# SUPPLIED DATA
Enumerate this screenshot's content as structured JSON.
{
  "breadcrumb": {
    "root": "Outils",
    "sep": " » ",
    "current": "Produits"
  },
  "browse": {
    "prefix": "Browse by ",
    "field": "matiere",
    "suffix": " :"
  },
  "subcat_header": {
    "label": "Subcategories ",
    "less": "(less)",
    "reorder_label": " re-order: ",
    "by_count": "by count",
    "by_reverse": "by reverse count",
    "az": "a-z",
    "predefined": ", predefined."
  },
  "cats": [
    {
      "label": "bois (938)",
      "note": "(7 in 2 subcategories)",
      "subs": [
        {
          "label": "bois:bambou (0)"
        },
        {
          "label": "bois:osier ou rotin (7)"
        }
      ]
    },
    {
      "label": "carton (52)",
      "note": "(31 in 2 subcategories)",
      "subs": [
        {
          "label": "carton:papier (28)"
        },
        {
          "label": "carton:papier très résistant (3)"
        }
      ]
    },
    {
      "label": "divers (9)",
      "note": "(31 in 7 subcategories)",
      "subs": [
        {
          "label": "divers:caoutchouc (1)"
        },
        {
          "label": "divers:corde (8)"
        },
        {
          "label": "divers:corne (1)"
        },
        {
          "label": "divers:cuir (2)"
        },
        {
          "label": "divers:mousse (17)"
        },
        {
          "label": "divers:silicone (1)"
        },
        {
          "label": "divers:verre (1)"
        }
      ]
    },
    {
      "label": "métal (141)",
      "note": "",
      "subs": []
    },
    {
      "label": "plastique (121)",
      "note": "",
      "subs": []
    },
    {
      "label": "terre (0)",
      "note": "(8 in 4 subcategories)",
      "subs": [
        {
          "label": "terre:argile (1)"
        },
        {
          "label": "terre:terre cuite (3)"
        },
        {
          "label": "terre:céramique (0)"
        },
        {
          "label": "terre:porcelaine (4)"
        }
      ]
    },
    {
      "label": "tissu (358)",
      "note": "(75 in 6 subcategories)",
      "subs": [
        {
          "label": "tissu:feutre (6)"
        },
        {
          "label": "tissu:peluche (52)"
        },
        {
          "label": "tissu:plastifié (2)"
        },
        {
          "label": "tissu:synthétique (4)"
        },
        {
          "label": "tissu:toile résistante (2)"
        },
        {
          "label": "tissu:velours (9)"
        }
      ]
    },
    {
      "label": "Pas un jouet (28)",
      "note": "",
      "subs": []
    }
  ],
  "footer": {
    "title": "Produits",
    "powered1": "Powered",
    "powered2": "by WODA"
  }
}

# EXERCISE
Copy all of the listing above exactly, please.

# RESPONSE BOX
Enumerate this screenshot's content as structured JSON.
{
  "breadcrumb": {
    "root": "Outils",
    "sep": " » ",
    "current": "Produits"
  },
  "browse": {
    "prefix": "Browse by ",
    "field": "matiere",
    "suffix": " :"
  },
  "subcat_header": {
    "label": "Subcategories ",
    "less": "(less)",
    "reorder_label": " re-order: ",
    "by_count": "by count",
    "by_reverse": "by reverse count",
    "az": "a-z",
    "predefined": ", predefined."
  },
  "cats": [
    {
      "label": "bois (938)",
      "note": "(7 in 2 subcategories)",
      "subs": [
        {
          "label": "bois:bambou (0)"
        },
        {
          "label": "bois:osier ou rotin (7)"
        }
      ]
    },
    {
      "label": "carton (52)",
      "note": "(31 in 2 subcategories)",
      "subs": [
        {
          "label": "carton:papier (28)"
        },
        {
          "label": "carton:papier très résistant (3)"
        }
      ]
    },
    {
      "label": "divers (9)",
      "note": "(31 in 7 subcategories)",
      "subs": [
        {
          "label": "divers:caoutchouc (1)"
        },
        {
          "label": "divers:corde (8)"
        },
        {
          "label": "divers:corne (1)"
        },
        {
          "label": "divers:cuir (2)"
        },
        {
          "label": "divers:mousse (17)"
        },
        {
          "label": "divers:silicone (1)"
        },
        {
          "label": "divers:verre (1)"
        }
      ]
    },
    {
      "label": "métal (141)",
      "note": "",
      "subs": []
    },
    {
      "label": "plastique (121)",
      "note": "",
      "subs": []
    },
    {
      "label": "terre (0)",
      "note": "(8 in 4 subcategories)",
      "subs": [
        {
          "label": "terre:argile (1)"
        },
        {
          "label": "terre:terre cuite (3)"
        },
        {
          "label": "terre:céramique (0)"
        },
        {
          "label": "terre:porcelaine (4)"
        }
      ]
    },
    {
      "label": "tissu (358)",
      "note": "(75 in 6 subcategories)",
      "subs": [
        {
          "label": "tissu:feutre (6)"
        },
        {
          "label": "tissu:peluche (52)"
        },
        {
          "label": "tissu:plastifié (2)"
        },
        {
          "label": "tissu:synthétique (4)"
        },
        {
          "label": "tissu:toile résistante (2)"
        },
        {
          "label": "tissu:velours (9)"
        }
      ]
    },
    {
      "label": "Pas un jouet (28)",
      "note": "",
      "subs": []
    }
  ],
  "footer": {
    "title": "Produits",
    "powered1": "Powered",
    "powered2": "by WODA"
  }
}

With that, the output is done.